The breadth of technology packed into SharePoint 2013, the fifth iteration of the product, means there is a lot of terminology to assimilate. One of the benefits of being a consultant is that I get to see and put into practice many different facets of the technology.
Others may hear words and phrases and not understand what they mean. The title of this article contains three terms that span technologies related to the Administrator, Business User and Developer. The terms and their associated technologies are things that all should be familiar with.
Send in the clones!
I ran headfirst into this term “cloning” when building out a SharePoint 2013 implementation for an airline a few weeks ago. I got to the Search scale-out, which can only be done via PowerShell (there is no GUI), and ran into my first cloning experience.
When you create the Search default topology, there are several components: Admin, Crawler, Content Processing, Analytics Processing, Query Processing, and the Index Partition. You definitely do not want all of these to run on the same machine. Therefore you must scale out the active topology.
In order to do this, you follow these steps:
1. Create the Search Service application.
2. Clone the active topology. The command is SSA.ActiveTopology.Clone().
3. Create the search components (i.e., Query Processing).
4. Activate the clone! (i.e., $clone.Activate()).
(For the movie buffs out there, I could not get the voice of Austin Powers’ Frau Farbissina out of my head. Thankfully, the experience is not as painful as her voice.)
Business users, Microsoft has given you PowerPivot and Power View. Now Power Query and Power Maps have joined the band, making it a fearsome foursome. PowerPivot’s name has been modified, and the four now comprise what has been termed Power BI (Business Intelligence). The band’s manager is one you know well: Excel. It has been christened the primary tool for Self-Service BI.
What this really means is that SharePoint is the tool for delivering corporate BI, but now the business user with Excel can deliver complex BI solutions. Since PowerPivot and Power View already exist, I will briefly recap the other two components.
• Power Query (formerly known as Data Explorer) is for data preparation. It will search for data online (internal or external) and import it into an Excel table. You will be able to “shape” the data and save the process. You can then bring this into your Power Pivot model and work on it further.
• Power Maps is a visualization technology, formerly known as GeoFlow. Think 3D mapping. You have the ability to explore and interact with geographical data, which should elicit new insights.
The catch to these technologies is that they will only be made available to Office 365. Cloud goes first. Customers who have on-premise SharePoint will not be able to take advantage of these technologies and the mobile application of Power BI on the tablet (Windows or iPad).
Maybe Microsoft can name the next iteration of these applications for on-premise the Power Station, another popular four-person band. In any event, you can play with these technologies today via Microsoft downloads on your PC. (You must have Office Professional Plus 2013, though.)
Pull up to the Suite Bar
Finally, the SharePoint 2013 Suite Bar. Why is it named this, I have no idea, but here it is:

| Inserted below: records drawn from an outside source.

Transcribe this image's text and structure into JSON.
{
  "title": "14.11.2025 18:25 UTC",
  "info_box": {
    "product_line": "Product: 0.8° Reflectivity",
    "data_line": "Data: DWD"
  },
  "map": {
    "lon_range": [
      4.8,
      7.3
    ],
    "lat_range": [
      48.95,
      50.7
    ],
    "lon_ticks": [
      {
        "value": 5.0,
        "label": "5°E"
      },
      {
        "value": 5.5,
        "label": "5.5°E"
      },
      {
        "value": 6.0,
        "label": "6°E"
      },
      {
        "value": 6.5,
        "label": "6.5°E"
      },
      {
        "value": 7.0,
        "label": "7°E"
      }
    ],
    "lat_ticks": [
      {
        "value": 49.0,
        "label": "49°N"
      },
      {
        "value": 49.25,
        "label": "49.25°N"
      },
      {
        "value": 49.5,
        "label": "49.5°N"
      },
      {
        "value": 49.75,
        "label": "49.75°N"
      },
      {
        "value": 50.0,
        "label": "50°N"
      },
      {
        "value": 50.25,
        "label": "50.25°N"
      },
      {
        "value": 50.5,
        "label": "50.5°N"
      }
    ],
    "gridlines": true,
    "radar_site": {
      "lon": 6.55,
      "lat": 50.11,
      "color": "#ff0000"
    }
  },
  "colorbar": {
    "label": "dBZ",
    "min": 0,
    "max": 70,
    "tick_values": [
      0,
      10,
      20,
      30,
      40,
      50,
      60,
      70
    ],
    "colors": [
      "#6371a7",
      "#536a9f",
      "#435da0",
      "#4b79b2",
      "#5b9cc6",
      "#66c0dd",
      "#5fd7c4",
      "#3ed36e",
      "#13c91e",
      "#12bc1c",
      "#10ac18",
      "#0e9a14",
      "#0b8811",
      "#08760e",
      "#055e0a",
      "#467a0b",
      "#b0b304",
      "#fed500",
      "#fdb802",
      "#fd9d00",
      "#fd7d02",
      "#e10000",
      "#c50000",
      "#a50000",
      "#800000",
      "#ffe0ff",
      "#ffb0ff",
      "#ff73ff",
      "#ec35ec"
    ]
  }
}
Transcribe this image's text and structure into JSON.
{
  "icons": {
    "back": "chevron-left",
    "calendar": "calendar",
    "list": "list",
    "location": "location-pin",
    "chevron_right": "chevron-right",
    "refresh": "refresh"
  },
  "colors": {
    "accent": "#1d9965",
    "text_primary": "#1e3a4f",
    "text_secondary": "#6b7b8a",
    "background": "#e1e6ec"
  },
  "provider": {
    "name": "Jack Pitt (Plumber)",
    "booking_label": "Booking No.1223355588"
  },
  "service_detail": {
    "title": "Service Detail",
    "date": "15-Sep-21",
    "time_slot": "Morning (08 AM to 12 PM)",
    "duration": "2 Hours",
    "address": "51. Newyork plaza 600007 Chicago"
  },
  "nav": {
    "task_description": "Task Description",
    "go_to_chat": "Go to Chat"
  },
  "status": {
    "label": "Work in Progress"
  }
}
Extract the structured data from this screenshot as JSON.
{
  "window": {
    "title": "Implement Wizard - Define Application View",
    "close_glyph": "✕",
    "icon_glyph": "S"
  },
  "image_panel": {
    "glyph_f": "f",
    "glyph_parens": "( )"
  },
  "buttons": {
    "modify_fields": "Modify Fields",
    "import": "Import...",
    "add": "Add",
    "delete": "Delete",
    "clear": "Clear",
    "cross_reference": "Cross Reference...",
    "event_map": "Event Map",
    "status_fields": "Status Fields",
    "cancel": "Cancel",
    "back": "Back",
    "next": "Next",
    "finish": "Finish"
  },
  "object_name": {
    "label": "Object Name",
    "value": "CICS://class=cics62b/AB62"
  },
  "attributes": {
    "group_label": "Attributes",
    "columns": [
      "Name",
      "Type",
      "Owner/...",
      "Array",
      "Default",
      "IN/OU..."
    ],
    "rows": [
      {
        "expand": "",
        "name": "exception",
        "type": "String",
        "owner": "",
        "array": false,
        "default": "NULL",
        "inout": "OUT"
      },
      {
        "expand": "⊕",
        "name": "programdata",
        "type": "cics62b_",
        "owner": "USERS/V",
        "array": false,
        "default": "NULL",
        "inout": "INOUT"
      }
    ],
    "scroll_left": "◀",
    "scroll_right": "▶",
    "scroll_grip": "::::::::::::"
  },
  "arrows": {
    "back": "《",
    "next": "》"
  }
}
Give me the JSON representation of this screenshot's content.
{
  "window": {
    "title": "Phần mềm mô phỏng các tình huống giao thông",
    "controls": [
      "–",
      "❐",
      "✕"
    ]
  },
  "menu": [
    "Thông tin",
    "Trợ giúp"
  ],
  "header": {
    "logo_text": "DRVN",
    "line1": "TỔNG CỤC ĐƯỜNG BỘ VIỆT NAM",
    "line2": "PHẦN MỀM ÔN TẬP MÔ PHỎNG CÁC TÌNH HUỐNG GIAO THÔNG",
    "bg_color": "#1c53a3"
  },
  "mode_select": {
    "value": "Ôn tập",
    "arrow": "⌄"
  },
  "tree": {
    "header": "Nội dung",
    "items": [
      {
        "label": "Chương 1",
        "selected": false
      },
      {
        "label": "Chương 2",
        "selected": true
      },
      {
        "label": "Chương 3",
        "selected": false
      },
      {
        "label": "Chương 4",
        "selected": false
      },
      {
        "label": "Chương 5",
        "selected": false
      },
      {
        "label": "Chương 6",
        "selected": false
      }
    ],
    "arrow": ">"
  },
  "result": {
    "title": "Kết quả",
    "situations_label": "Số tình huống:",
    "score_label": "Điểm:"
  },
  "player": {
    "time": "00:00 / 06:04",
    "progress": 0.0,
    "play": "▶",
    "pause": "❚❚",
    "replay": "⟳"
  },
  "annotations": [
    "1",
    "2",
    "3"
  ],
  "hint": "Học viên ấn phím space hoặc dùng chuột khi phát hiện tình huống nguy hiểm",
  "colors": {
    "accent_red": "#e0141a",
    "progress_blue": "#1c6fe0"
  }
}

This is what it looks like out of the box. It is somewhat useful, but on a couple of installations I have been involved with, customers wanted to modify it. That is where the developers come into the picture. The caveat is that it must be done with a farm solution via Visual Studio. Sorry 365.
The bar is a delegate control, which is a component on a page that is rendered at runtime in the .aspx page. Therefore, we cannot go into the design mode and change text such as “SkyDrive”.
There are a few blogs out there that explain how to modify this control. There is even one blog I know of personally that put the actual code solution out there to do this. You might “Bing” the author of this article for that one.
The Suite Bar, Cloning and PowerPivot/View/Query/Maps are just three components in a product that has thousands. While you might not have to know the how, it is critical that you understand the what. That is one of the items I love about this space; every day I am learning something new and striving to share it. Now that is Suite!
Peter Serzo is a published author of the “SharePoint 2010 Administration Cookbook,” a founder of the SouthEastern SharePoint group, a speaker, and SharePoint Architect for High Monkey Consulting. Peter has been in the IT industry for 20 years. He has extensive experience with SharePoint implementing business solutions for several enterprise organizations over the past seven years.